● **EXERCISE BRIEF**:
Exact copies of all the records are to be output.
*** INPUT FOR THIS TASK Section Begins ***
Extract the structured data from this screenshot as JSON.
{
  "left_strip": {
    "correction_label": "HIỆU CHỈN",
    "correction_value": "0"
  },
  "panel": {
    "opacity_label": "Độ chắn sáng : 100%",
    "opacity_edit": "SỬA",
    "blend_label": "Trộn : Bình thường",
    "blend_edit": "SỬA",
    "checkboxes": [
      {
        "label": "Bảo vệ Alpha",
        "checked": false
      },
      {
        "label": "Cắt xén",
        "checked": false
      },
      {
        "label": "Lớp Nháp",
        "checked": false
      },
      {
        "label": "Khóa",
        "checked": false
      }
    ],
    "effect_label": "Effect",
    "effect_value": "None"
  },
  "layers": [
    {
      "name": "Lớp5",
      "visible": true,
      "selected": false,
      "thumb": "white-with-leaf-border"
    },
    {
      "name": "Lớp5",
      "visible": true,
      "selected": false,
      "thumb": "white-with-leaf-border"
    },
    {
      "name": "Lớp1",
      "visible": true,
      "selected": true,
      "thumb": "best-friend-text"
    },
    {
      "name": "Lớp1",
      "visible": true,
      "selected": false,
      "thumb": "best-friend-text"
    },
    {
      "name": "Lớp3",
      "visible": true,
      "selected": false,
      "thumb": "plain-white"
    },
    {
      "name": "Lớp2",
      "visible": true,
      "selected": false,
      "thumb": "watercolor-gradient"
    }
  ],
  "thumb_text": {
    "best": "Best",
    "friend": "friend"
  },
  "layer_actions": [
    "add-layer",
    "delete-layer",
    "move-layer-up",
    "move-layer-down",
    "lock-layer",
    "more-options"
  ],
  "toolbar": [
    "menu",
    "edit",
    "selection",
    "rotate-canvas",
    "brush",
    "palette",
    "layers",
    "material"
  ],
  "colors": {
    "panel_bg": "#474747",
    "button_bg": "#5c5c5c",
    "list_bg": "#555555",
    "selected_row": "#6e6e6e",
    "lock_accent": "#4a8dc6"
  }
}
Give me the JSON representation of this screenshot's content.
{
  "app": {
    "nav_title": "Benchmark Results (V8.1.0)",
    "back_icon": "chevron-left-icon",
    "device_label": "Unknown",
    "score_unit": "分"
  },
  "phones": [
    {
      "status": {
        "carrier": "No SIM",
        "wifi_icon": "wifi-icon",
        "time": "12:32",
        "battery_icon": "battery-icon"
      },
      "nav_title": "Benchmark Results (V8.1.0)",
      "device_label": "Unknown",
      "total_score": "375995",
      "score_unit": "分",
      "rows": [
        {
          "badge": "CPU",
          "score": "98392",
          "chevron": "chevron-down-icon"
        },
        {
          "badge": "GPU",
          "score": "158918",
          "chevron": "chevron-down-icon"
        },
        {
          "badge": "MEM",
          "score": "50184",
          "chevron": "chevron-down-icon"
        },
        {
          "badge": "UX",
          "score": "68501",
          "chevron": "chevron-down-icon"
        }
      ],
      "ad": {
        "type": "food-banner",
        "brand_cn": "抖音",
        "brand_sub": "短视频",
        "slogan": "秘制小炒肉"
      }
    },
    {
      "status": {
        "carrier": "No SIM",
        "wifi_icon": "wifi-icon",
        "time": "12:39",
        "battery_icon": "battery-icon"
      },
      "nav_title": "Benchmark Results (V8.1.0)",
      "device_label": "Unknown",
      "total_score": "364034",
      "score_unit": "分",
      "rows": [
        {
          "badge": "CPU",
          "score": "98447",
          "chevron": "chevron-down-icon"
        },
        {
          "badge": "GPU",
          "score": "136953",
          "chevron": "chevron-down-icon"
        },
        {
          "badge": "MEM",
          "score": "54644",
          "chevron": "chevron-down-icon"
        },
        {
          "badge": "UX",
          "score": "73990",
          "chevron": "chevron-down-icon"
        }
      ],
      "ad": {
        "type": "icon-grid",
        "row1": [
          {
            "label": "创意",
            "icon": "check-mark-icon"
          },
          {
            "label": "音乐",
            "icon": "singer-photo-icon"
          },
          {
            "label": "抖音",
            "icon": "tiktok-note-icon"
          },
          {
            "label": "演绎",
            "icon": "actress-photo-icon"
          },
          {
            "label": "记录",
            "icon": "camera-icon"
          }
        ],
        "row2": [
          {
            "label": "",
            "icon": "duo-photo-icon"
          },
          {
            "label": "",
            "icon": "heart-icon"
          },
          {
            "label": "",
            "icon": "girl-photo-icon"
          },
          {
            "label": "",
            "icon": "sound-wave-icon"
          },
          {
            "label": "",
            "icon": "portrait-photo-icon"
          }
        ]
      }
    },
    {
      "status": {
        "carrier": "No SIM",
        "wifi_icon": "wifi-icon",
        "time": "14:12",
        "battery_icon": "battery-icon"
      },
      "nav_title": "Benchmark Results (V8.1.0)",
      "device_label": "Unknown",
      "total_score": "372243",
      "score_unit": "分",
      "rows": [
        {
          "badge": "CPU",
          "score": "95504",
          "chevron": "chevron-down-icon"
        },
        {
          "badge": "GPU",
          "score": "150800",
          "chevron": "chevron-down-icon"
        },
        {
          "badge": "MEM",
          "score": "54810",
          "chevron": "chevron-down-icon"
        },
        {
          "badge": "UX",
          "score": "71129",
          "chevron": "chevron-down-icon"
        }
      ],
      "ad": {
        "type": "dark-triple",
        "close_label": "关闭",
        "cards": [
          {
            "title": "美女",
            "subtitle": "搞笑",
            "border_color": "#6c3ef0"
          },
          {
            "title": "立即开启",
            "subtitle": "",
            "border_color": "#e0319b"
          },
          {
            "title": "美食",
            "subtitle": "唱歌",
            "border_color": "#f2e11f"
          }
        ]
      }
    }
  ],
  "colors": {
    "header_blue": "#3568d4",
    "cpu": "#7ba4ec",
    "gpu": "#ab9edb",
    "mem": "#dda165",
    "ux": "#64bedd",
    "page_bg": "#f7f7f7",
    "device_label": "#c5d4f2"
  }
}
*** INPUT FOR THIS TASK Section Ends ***
● **EXERCISE RESULT**:
Extract the structured data from this screenshot as JSON.
{
  "left_strip": {
    "correction_label": "HIỆU CHỈN",
    "correction_value": "0"
  },
  "panel": {
    "opacity_label": "Độ chắn sáng : 100%",
    "opacity_edit": "SỬA",
    "blend_label": "Trộn : Bình thường",
    "blend_edit": "SỬA",
    "checkboxes": [
      {
        "label": "Bảo vệ Alpha",
        "checked": false
      },
      {
        "label": "Cắt xén",
        "checked": false
      },
      {
        "label": "Lớp Nháp",
        "checked": false
      },
      {
        "label": "Khóa",
        "checked": false
      }
    ],
    "effect_label": "Effect",
    "effect_value": "None"
  },
  "layers": [
    {
      "name": "Lớp5",
      "visible": true,
      "selected": false,
      "thumb": "white-with-leaf-border"
    },
    {
      "name": "Lớp5",
      "visible": true,
      "selected": false,
      "thumb": "white-with-leaf-border"
    },
    {
      "name": "Lớp1",
      "visible": true,
      "selected": true,
      "thumb": "best-friend-text"
    },
    {
      "name": "Lớp1",
      "visible": true,
      "selected": false,
      "thumb": "best-friend-text"
    },
    {
      "name": "Lớp3",
      "visible": true,
      "selected": false,
      "thumb": "plain-white"
    },
    {
      "name": "Lớp2",
      "visible": true,
      "selected": false,
      "thumb": "watercolor-gradient"
    }
  ],
  "thumb_text": {
    "best": "Best",
    "friend": "friend"
  },
  "layer_actions": [
    "add-layer",
    "delete-layer",
    "move-layer-up",
    "move-layer-down",
    "lock-layer",
    "more-options"
  ],
  "toolbar": [
    "menu",
    "edit",
    "selection",
    "rotate-canvas",
    "brush",
    "palette",
    "layers",
    "material"
  ],
  "colors": {
    "panel_bg": "#474747",
    "button_bg": "#5c5c5c",
    "list_bg": "#555555",
    "selected_row": "#6e6e6e",
    "lock_accent": "#4a8dc6"
  }
}
Give me the JSON representation of this screenshot's content.
{
  "app": {
    "nav_title": "Benchmark Results (V8.1.0)",
    "back_icon": "chevron-left-icon",
    "device_label": "Unknown",
    "score_unit": "分"
  },
  "phones": [
    {
      "status": {
        "carrier": "No SIM",
        "wifi_icon": "wifi-icon",
        "time": "12:32",
        "battery_icon": "battery-icon"
      },
      "nav_title": "Benchmark Results (V8.1.0)",
      "device_label": "Unknown",
      "total_score": "375995",
      "score_unit": "分",
      "rows": [
        {
          "badge": "CPU",
          "score": "98392",
          "chevron": "chevron-down-icon"
        },
        {
          "badge": "GPU",
          "score": "158918",
          "chevron": "chevron-down-icon"
        },
        {
          "badge": "MEM",
          "score": "50184",
          "chevron": "chevron-down-icon"
        },
        {
          "badge": "UX",
          "score": "68501",
          "chevron": "chevron-down-icon"
        }
      ],
      "ad": {
        "type": "food-banner",
        "brand_cn": "抖音",
        "brand_sub": "短视频",
        "slogan": "秘制小炒肉"
      }
    },
    {
      "status": {
        "carrier": "No SIM",
        "wifi_icon": "wifi-icon",
        "time": "12:39",
        "battery_icon": "battery-icon"
      },
      "nav_title": "Benchmark Results (V8.1.0)",
      "device_label": "Unknown",
      "total_score": "364034",
      "score_unit": "分",
      "rows": [
        {
          "badge": "CPU",
          "score": "98447",
          "chevron": "chevron-down-icon"
        },
        {
          "badge": "GPU",
          "score": "136953",
          "chevron": "chevron-down-icon"
        },
        {
          "badge": "MEM",
          "score": "54644",
          "chevron": "chevron-down-icon"
        },
        {
          "badge": "UX",
          "score": "73990",
          "chevron": "chevron-down-icon"
        }
      ],
      "ad": {
        "type": "icon-grid",
        "row1": [
          {
            "label": "创意",
            "icon": "check-mark-icon"
          },
          {
            "label": "音乐",
            "icon": "singer-photo-icon"
          },
          {
            "label": "抖音",
            "icon": "tiktok-note-icon"
          },
          {
            "label": "演绎",
            "icon": "actress-photo-icon"
          },
          {
            "label": "记录",
            "icon": "camera-icon"
          }
        ],
        "row2": [
          {
            "label": "",
            "icon": "duo-photo-icon"
          },
          {
            "label": "",
            "icon": "heart-icon"
          },
          {
            "label": "",
            "icon": "girl-photo-icon"
          },
          {
            "label": "",
            "icon": "sound-wave-icon"
          },
          {
            "label": "",
            "icon": "portrait-photo-icon"
          }
        ]
      }
    },
    {
      "status": {
        "carrier": "No SIM",
        "wifi_icon": "wifi-icon",
        "time": "14:12",
        "battery_icon": "battery-icon"
      },
      "nav_title": "Benchmark Results (V8.1.0)",
      "device_label": "Unknown",
      "total_score": "372243",
      "score_unit": "分",
      "rows": [
        {
          "badge": "CPU",
          "score": "95504",
          "chevron": "chevron-down-icon"
        },
        {
          "badge": "GPU",
          "score": "150800",
          "chevron": "chevron-down-icon"
        },
        {
          "badge": "MEM",
          "score": "54810",
          "chevron": "chevron-down-icon"
        },
        {
          "badge": "UX",
          "score": "71129",
          "chevron": "chevron-down-icon"
        }
      ],
      "ad": {
        "type": "dark-triple",
        "close_label": "关闭",
        "cards": [
          {
            "title": "美女",
            "subtitle": "搞笑",
            "border_color": "#6c3ef0"
          },
          {
            "title": "立即开启",
            "subtitle": "",
            "border_color": "#e0319b"
          },
          {
            "title": "美食",
            "subtitle": "唱歌",
            "border_color": "#f2e11f"
          }
        ]
      }
    }
  ],
  "colors": {
    "header_blue": "#3568d4",
    "cpu": "#7ba4ec",
    "gpu": "#ab9edb",
    "mem": "#dda165",
    "ux": "#64bedd",
    "page_bg": "#f7f7f7",
    "device_label": "#c5d4f2"
  }
}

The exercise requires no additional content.